In the category of “What Does This Mean” comes a new report out of New York City that highlights the difficulties of self-identification.
Just as it seems that some persons that call themselves “ex-gay” may be attracted only to the same sex, so too may some men who call themselves straight only have sex with other men. And not just a few of them.
To better understand disease prevention, a survey was made of 4,193 male New Yorkers consisting of 130 questions including sexual identification and sexual behavior. They found that 91.3% identify as straight, 3.7% as gay, and the rest as bisexual (1.2%), unsure (1.7%) or declined to answer (2.1%). These numbers are not significantly different from those the CDC published last year.
However, these identifiers did not align closely with actual sexual activity. For example, 9.3% of respondents indicated that they had sex with only men in the past year. Initially, we might assume that these are the gay, bisexual, unsure, etc. men. Not so.
[the numbers reflect a slightly different population, the second eliminates bisexuals and those who were not sexually identifiable as straight or gay and those who had sex with both men and women]
Of the straight-identified men, 9.4% reported having sexual intercourse with at least 1 man (and no women) in the year before the survey.
That seems like a large percentage of men who are “straight” but only doing it with guys. Our next assumption might be that these are men who don’t have an opportunity to have sex with a woman. Again, not so.
Approximately 70% of straight-identified men who have sex with men reported being married, which was substantially more than any other identity–behavior group: 54% of straight-identified men who have sex with women and only 0.2% of gay-identified men who have sex with men reported being married.
In other words, “straight” men who have sex with men (SMSM) are much more likely to be married than straight men who have sex with women.
Not surprising is that these SMSM were likely to be foreign born or part of an ethnic minority. Cultural taboos have long been understood to impact sexual orientation indentification. Just as an ex-gay may identify “as a Christian” believing that this excludes a gay identity, so too may a foreign born person identify as “a Jamaican” believing that this identity precludes being gay.
Other questions suggest that gay men had more sexual partners than SMSM and were more likely to have had an STD (although over 50% of sexually active gay men had only one partner in the past year). However SMSM were less likely to use a condom or get an HIV test.

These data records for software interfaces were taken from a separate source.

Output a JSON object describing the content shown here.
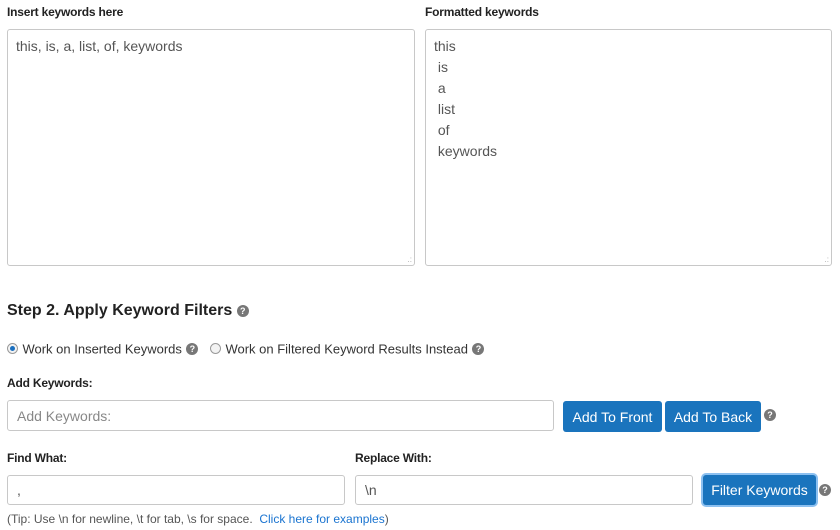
{
  "step1": {
    "input_label": "Insert keywords here",
    "input_value": "this, is, a, list, of, keywords",
    "output_label": "Formatted keywords",
    "output_lines": [
      "this",
      " is",
      " a",
      " list",
      " of",
      " keywords"
    ]
  },
  "step2": {
    "title": "Step 2. Apply Keyword Filters",
    "radio_options": [
      {
        "label": "Work on Inserted Keywords",
        "checked": true
      },
      {
        "label": "Work on Filtered Keyword Results Instead",
        "checked": false
      }
    ],
    "add_keywords": {
      "label": "Add Keywords:",
      "placeholder": "Add Keywords:",
      "add_front_label": "Add To Front",
      "add_back_label": "Add To Back"
    },
    "find": {
      "label": "Find What:",
      "value": ","
    },
    "replace": {
      "label": "Replace With:",
      "value": "\\n"
    },
    "filter_button_label": "Filter Keywords",
    "tip_prefix": "(Tip: Use \\n for newline, \\t for tab, \\s for space.  ",
    "tip_link": "Click here for examples",
    "tip_suffix": ")"
  },
  "icons": {
    "help": "question-circle-icon",
    "resize": "resize-grip-icon"
  },
  "colors": {
    "primary_button": "#1a74bd",
    "link": "#1a74d0",
    "radio_selected": "#1a6fbf"
  }
}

This is an interesting study and is, of course, very important to those who seek disease prevention. But what do we make of it?
A couple of things to keep in mind in trying to understand this study are:
* This was a representative sample of NYC men, not of all men in the US or the world. NYC has both a larger gay population and a larger minority population than would be found outside of New York, which undoubtedly skews statistics. “In 2000, 36% of the population of New York City was born in countries other than the United States.”
* As we know from our ex-gay examples, being married is not an assumption of heterosexuality or of opposite-sex sexual activity. However, it is very unlikely that a significant percentage of SMSM are ex-gay and we should not assume that ex-gays are in any way reflected in the study.
* The tendency towards a single sexual partner among the SMSM studied may not be reflective of other localities. “This contrasts with findings from a convenience sample of men in Denver, Colorado, who frequented venues for anonymous sex; that study found that married men who reported having sex with men reported more partners per month than gay-identified or bisexually-identified men.”
* We don’t know if these SMSM were having lots of sex with the same guy (a form of monogamous relationship) or just having one encounter with an anonymous stranger. We know little about their spouses and whether they were aware of what was going on.
* We know little about what role these men played sexually or how they perceived themselves within the context of actual sexual action.
What we do know is that self-identifying as non-homosexual may have little correlation with attractions and/or behaviors when in a setting that strongly encourages a “straight” identity.